IUCN category IV (habitat/species management area)
Sandhill crane (9151947909).jpg
A sandhill crane at the refuge
Map showing the location of Ottawa National Wildlife Refuge
Map showing the location of Ottawa National Wildlife Refuge
Map of the United States
Location Lucas, Ottawa counties, Ohio, United States
Nearest city Port Clinton, Ohio
Coordinates 41°36′56″N 83°12′58″W / 41.6156°N 83.21603°W / 41.6156; -83.21603

41°36′56″N 83°12′58″W / 41.6156°N 83.21603°W / 41.6156; -83.21603
Area6,857.91 acres (27.7530 km2) [2]
Governing body U.S. Fish and Wildlife Service
Website Ottawa National Wildlife Refuge

Ottawa National Wildlife Refuge is a National Wildlife Refuge of the United States located in Ohio. This 6,857.91-acre (27.7530 km2) [2] refuge was established in 1961 to preserve habitat for migrating birds.

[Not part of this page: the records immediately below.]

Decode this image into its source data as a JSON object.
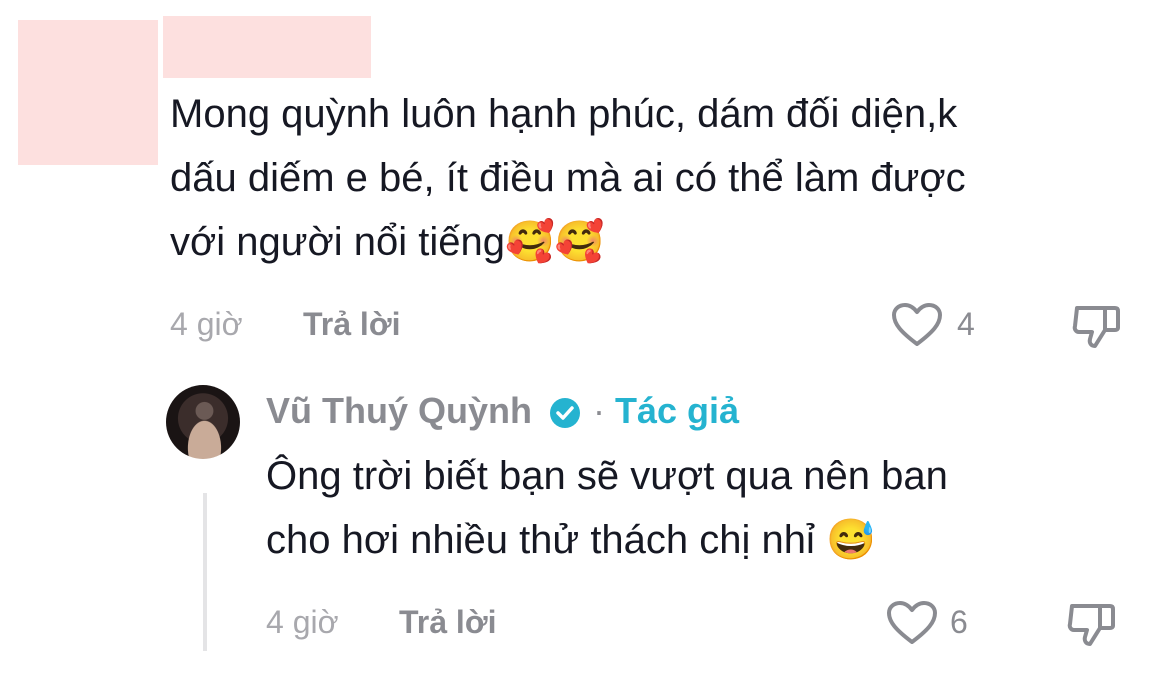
{
  "comment": {
    "text_lines": [
      "Mong quỳnh luôn hạnh phúc, dám đối diện,k",
      "dấu diếm e bé, ít điều mà ai có thể làm được",
      "với người nổi tiếng🥰🥰"
    ],
    "time": "4 giờ",
    "reply_label": "Trả lời",
    "like_count": "4"
  },
  "reply": {
    "author_name": "Vũ Thuý Quỳnh",
    "author_tag": "Tác giả",
    "separator": "·",
    "text_lines": [
      "Ông trời biết bạn sẽ vượt qua nên ban",
      "cho hơi nhiều thử thách chị nhỉ 😅"
    ],
    "time": "4 giờ",
    "reply_label": "Trả lời",
    "like_count": "6"
  },
  "icons": {
    "like": "heart-outline-icon",
    "dislike": "thumbs-down-icon",
    "verified": "verified-badge-icon"
  },
  "colors": {
    "text": "#161823",
    "muted": "#8a8b91",
    "accent": "#25b3d0",
    "redaction": "#fde0df"
  }
}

Staff at the refuge also manage Cedar Point and West Sister Island refuges. The three refuges together now protect approximately 9,000 acres (36 km2) of habitat and some of the last remnants of the Great Black Swamp in the heart of the Lake Erie marshes. This region has historically been important to fish, migratory waterfowl, songbirds, and shorebirds. Large numbers of migrating songbirds stop in the area to rest during their spring migration. Ottawa is an attraction for birdwatching enthusiasts. It is also home to bald eagles. This wildlife refuge has been designated as a site of regional significance in the Western Hemisphere Shorebird Reserve Network. In 2002, Birder's World readers voted the refuge as one of their Top 15 favorite spots to see birds, and the American Bird Conservancy has identified the refuge as an Important Bird Area.


  1. ^ "Ottawa National Wildlife Refuge". Geographic Names Information System. United States Geological Survey.
  2. ^ a b "Table 3. National Wildlife Refuges - Acres by State and Unit" (PDF). US Fish and Wildlife Service. Retrieved 7 September 2016.

 This article incorporates  public domain material from websites or documents of the United States Fish and Wildlife Service.

External links